* **Records provided**
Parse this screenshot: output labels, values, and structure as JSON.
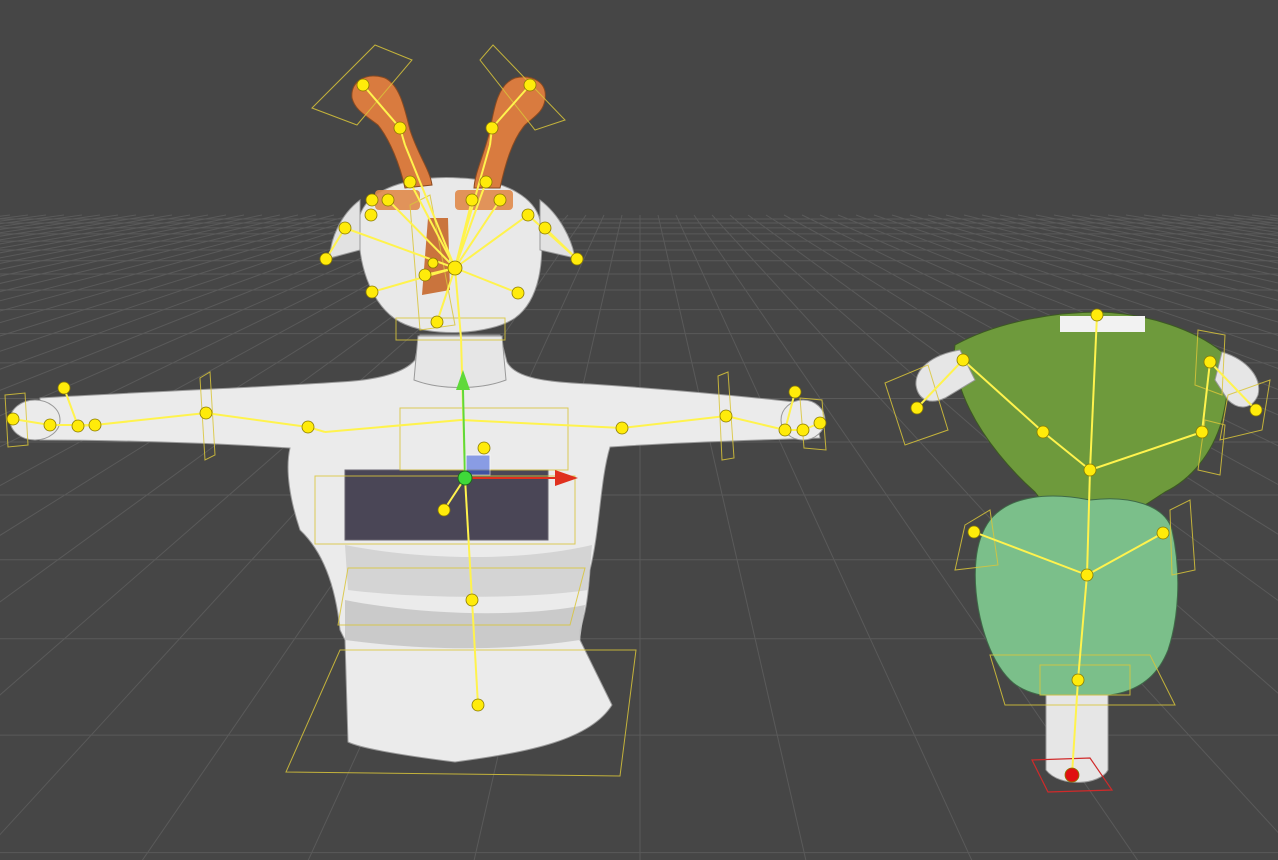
{
  "scene": {
    "background_color": "#464646",
    "grid_color": "#5a5a5a",
    "horizon_color": "#4a4a4a"
  },
  "models": [
    {
      "id": "torso-rig",
      "mesh_color": "#ebebeb",
      "accent_color": "#d97b3f",
      "chest_panel_color": "#4a4656",
      "bone_color": "#fff34d",
      "joint_color": "#ffeb0a",
      "selected": false
    },
    {
      "id": "vase-rig",
      "mesh_color": "#ebebeb",
      "upper_color": "#6e9a3c",
      "lower_color": "#7bbf8a",
      "bone_color": "#fff34d",
      "joint_color": "#ffeb0a",
      "root_joint_color": "#e01010",
      "selected": false
    }
  ],
  "transform_gizmo": {
    "x_axis_color": "#e0301e",
    "y_axis_color": "#5fd93a",
    "z_axis_color": "#3a5de0",
    "center_color": "#3fd93a"
  }
}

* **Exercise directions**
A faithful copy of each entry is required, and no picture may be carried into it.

* **Problem solution**
Parse this screenshot: output labels, values, and structure as JSON.
{
  "scene": {
    "background_color": "#464646",
    "grid_color": "#5a5a5a",
    "horizon_color": "#4a4a4a"
  },
  "models": [
    {
      "id": "torso-rig",
      "mesh_color": "#ebebeb",
      "accent_color": "#d97b3f",
      "chest_panel_color": "#4a4656",
      "bone_color": "#fff34d",
      "joint_color": "#ffeb0a",
      "selected": false
    },
    {
      "id": "vase-rig",
      "mesh_color": "#ebebeb",
      "upper_color": "#6e9a3c",
      "lower_color": "#7bbf8a",
      "bone_color": "#fff34d",
      "joint_color": "#ffeb0a",
      "root_joint_color": "#e01010",
      "selected": false
    }
  ],
  "transform_gizmo": {
    "x_axis_color": "#e0301e",
    "y_axis_color": "#5fd93a",
    "z_axis_color": "#3a5de0",
    "center_color": "#3fd93a"
  }
}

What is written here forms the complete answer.